Typical HID headlights are rated between 3000 and 5000 lumens and come in various color temperatures ranging from about 3500 K to around 8000 K. Typical HID color temperature ranges from about 4500 K to 6000 K for normal road-going vehicles. This is what makes them safer at night and during the day as well as what gives them a cooler, blueish color compared to halogens.
Light Emitting Diode or LED Headlights
LED bulbs or light-emitting diode bulbs, are quickly replacing halogen bulbs and HID bulbs – to some extent – because of their efficiency, lifespan, brightness, and design advantages over other types of bulbs. They function by passing electricity through a diode, or a semiconductor, that produces photons, a process called electroluminescence.

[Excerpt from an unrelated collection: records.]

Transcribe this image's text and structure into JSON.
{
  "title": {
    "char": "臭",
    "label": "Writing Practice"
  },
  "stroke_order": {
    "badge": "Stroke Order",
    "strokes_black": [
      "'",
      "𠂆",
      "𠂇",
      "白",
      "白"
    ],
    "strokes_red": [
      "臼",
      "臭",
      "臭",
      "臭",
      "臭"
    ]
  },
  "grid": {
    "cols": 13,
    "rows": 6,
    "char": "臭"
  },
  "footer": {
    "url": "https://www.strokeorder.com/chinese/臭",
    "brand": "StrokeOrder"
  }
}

As a result of their use of electricity and design, they are even more efficient than HID bulbs, which are already much more efficient than halogen bulbs. They are also very compact which allows them to be utilized for greater stylistic effects or in places that normal bulbs cannot be used. They are typically advertised to last for up to 50,000 hours.
Typical LED headlights fall close to the same parameters under which HID headlights fall without the shorter and less efficient disadvantages HID bulbs bring to the table. Normal LED headlights are usually rated at 4,000 lumens with a color temperature of around 6,000 K. They are usually used with either projector headlight housings or as strip lights that can also function as turn signals.
Learn More: HID vs LED Headlights
In theory, laser lights are the best possible headlights currently available on the market. They are most often offered only in the highest-end vehicles, mostly because they can cost well over $5,000. They function by using a laser that is projected into a housing that contains phosphorus. When the laser is turned on, a chemical reaction between the light and phosphorus occurs, producing the light you see.
Even though laser lights are even more efficient and can be many times brighter than LED lights, their use is limited because of their high cost, and the viability of putting them on most vehicles is quite low at this time. As a result, they are very uncommon and all but unavailable to be purchased as an aftermarket replacement for your standard headlights.
Headlights are an important part of your vehicle, not only for your nighttime vision but also for the sake of your vehicle’s visibility to others. Projector and reflector headlight housings are the main housing types. The main types of headlight bulbs fall under four main categories: halogen, HID, LED, and laser.
Each housing and bulb type come with their own set of pros and cons, and many types can be upgraded to provide the best lighting for your own wants and needs.